Just 24 hours away from the elections, I woke up and heard that some armed people had entered the Pashtany Bank in Kabul and the Afghan security forces had killed them. I heard news of rocket attacks, suicide bombings and killings in other parts of Afghanistan.
The news saddened me – but more than sadness I felt anger that a handful of people were trying to ruin the run up to one of the most historic days for us.
Our maid, Nadia, heard the news on the radio while washing clothes. We talked about it but the conversation soon turned to the election. She wondered where the nearest polling station was, she is new to our area. She had kept her voting card from last election. She knew who she was going to vote for. She took some money from me, put on her burqa and headed out to get groceries for the day.
The events made us cautious but not paralyzed. I walked out to nearby main road, feeling the energy and excitement in the air. The carts laden with cherries, mangoes, melons and peaches were parked under the colorful campaign posters of Afghan presidential and provincial council candidate. Queues of manual laborers waited on the bridge chatting about the elections. I took a taxi to work. The taxi driver didn’t know who he was going to vote for; he liked Karzai, Basahrdost and Mazhabi. I told him about who I was voting for and we had a nice little discussion but I couldn’t sway him. He was going to make his final decision behind the curtains of the polling booth.
At work I chatted online with a friend in Kandahar and another in Mazar, both angry at the unrest but both ready to vote.
I drifted towards the news sites; Kabul had made it into headlines and every outlet carried a feature on the Afghan elections. I could not recognize the Kabul they described; their Kabul was closer to the stuff of my nightmares where I am in Kabul streets and some stereotypical Hollywood-style Taliban, with white cloths, black turbans, long beards and kohl lined furious eyes, take over my city.

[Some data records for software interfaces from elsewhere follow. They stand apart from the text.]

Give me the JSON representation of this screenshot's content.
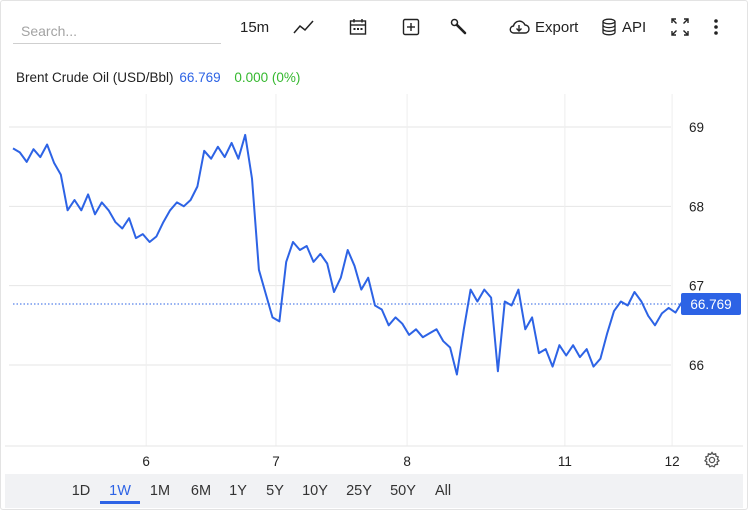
{
  "toolbar": {
    "search_placeholder": "Search...",
    "interval": "15m",
    "export_label": "Export",
    "api_label": "API"
  },
  "header": {
    "instrument": "Brent Crude Oil (USD/Bbl)",
    "price": "66.769",
    "change": "0.000 (0%)"
  },
  "range_buttons": [
    "1D",
    "1W",
    "1M",
    "6M",
    "1Y",
    "5Y",
    "10Y",
    "25Y",
    "50Y",
    "All"
  ],
  "active_range": "1W",
  "colors": {
    "line": "#2d63e5",
    "positive": "#35b82f",
    "grid": "#e6e6e6"
  },
  "chart_data": {
    "type": "line",
    "title": "",
    "xlabel": "",
    "ylabel": "",
    "ylim": [
      65.0,
      70.0
    ],
    "y_ticks": [
      66,
      67,
      68,
      69
    ],
    "x_ticks": [
      {
        "label": "6",
        "t": 0.195
      },
      {
        "label": "7",
        "t": 0.385
      },
      {
        "label": "8",
        "t": 0.577
      },
      {
        "label": "11",
        "t": 0.808
      },
      {
        "label": "12",
        "t": 0.965
      }
    ],
    "last_value": 66.769,
    "last_value_label": "66.769",
    "grid": true,
    "series": [
      {
        "name": "",
        "points": [
          [
            0.0,
            68.73
          ],
          [
            0.01,
            68.68
          ],
          [
            0.02,
            68.56
          ],
          [
            0.03,
            68.72
          ],
          [
            0.04,
            68.62
          ],
          [
            0.05,
            68.78
          ],
          [
            0.06,
            68.55
          ],
          [
            0.07,
            68.4
          ],
          [
            0.08,
            67.95
          ],
          [
            0.09,
            68.08
          ],
          [
            0.1,
            67.95
          ],
          [
            0.11,
            68.15
          ],
          [
            0.12,
            67.9
          ],
          [
            0.13,
            68.05
          ],
          [
            0.14,
            67.95
          ],
          [
            0.15,
            67.8
          ],
          [
            0.16,
            67.72
          ],
          [
            0.17,
            67.85
          ],
          [
            0.18,
            67.6
          ],
          [
            0.19,
            67.65
          ],
          [
            0.2,
            67.55
          ],
          [
            0.21,
            67.62
          ],
          [
            0.22,
            67.8
          ],
          [
            0.23,
            67.95
          ],
          [
            0.24,
            68.05
          ],
          [
            0.25,
            68.0
          ],
          [
            0.26,
            68.08
          ],
          [
            0.27,
            68.25
          ],
          [
            0.28,
            68.7
          ],
          [
            0.29,
            68.6
          ],
          [
            0.3,
            68.75
          ],
          [
            0.31,
            68.62
          ],
          [
            0.32,
            68.8
          ],
          [
            0.33,
            68.6
          ],
          [
            0.34,
            68.9
          ],
          [
            0.35,
            68.35
          ],
          [
            0.36,
            67.2
          ],
          [
            0.37,
            66.9
          ],
          [
            0.38,
            66.6
          ],
          [
            0.39,
            66.55
          ],
          [
            0.4,
            67.3
          ],
          [
            0.41,
            67.55
          ],
          [
            0.42,
            67.45
          ],
          [
            0.43,
            67.5
          ],
          [
            0.44,
            67.3
          ],
          [
            0.45,
            67.4
          ],
          [
            0.46,
            67.28
          ],
          [
            0.47,
            66.92
          ],
          [
            0.48,
            67.1
          ],
          [
            0.49,
            67.45
          ],
          [
            0.5,
            67.25
          ],
          [
            0.51,
            66.95
          ],
          [
            0.52,
            67.1
          ],
          [
            0.53,
            66.75
          ],
          [
            0.54,
            66.7
          ],
          [
            0.55,
            66.5
          ],
          [
            0.56,
            66.6
          ],
          [
            0.57,
            66.52
          ],
          [
            0.58,
            66.38
          ],
          [
            0.59,
            66.45
          ],
          [
            0.6,
            66.35
          ],
          [
            0.61,
            66.4
          ],
          [
            0.62,
            66.45
          ],
          [
            0.63,
            66.3
          ],
          [
            0.64,
            66.22
          ],
          [
            0.65,
            65.88
          ],
          [
            0.66,
            66.45
          ],
          [
            0.67,
            66.95
          ],
          [
            0.68,
            66.8
          ],
          [
            0.69,
            66.95
          ],
          [
            0.7,
            66.85
          ],
          [
            0.71,
            65.92
          ],
          [
            0.72,
            66.8
          ],
          [
            0.73,
            66.75
          ],
          [
            0.74,
            66.95
          ],
          [
            0.75,
            66.45
          ],
          [
            0.76,
            66.6
          ],
          [
            0.77,
            66.15
          ],
          [
            0.78,
            66.2
          ],
          [
            0.79,
            65.98
          ],
          [
            0.8,
            66.25
          ],
          [
            0.81,
            66.12
          ],
          [
            0.82,
            66.25
          ],
          [
            0.83,
            66.1
          ],
          [
            0.84,
            66.2
          ],
          [
            0.85,
            65.98
          ],
          [
            0.86,
            66.08
          ],
          [
            0.87,
            66.4
          ],
          [
            0.88,
            66.68
          ],
          [
            0.89,
            66.8
          ],
          [
            0.9,
            66.75
          ],
          [
            0.91,
            66.92
          ],
          [
            0.92,
            66.8
          ],
          [
            0.93,
            66.62
          ],
          [
            0.94,
            66.5
          ],
          [
            0.95,
            66.65
          ],
          [
            0.96,
            66.72
          ],
          [
            0.97,
            66.66
          ],
          [
            0.98,
            66.8
          ],
          [
            0.99,
            66.74
          ],
          [
            1.0,
            66.78
          ]
        ]
      }
    ]
  }
}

They portrayed the Kabulis as cowards that were hidden in their homes. Kabulis making their way to work and excited by the prospects of voting, some for the very first time, were ignored. Our anger was ignored and instead the empty threats and fear mongering of some criminal thugs were given column inches. The voices of thousands of provincial council candidates were ignored and instead the voice of the spokesperson of the terrorist organization was amplified.
I hope those covering this election do not fall into the trap of sensationalism. They might think that terrorism, threats and carnage sells, but they should give bravery, human emotions and a nation making its decision a chance too. Just because we don’t have guns in our hands shouldn’t keep us out of the headlines.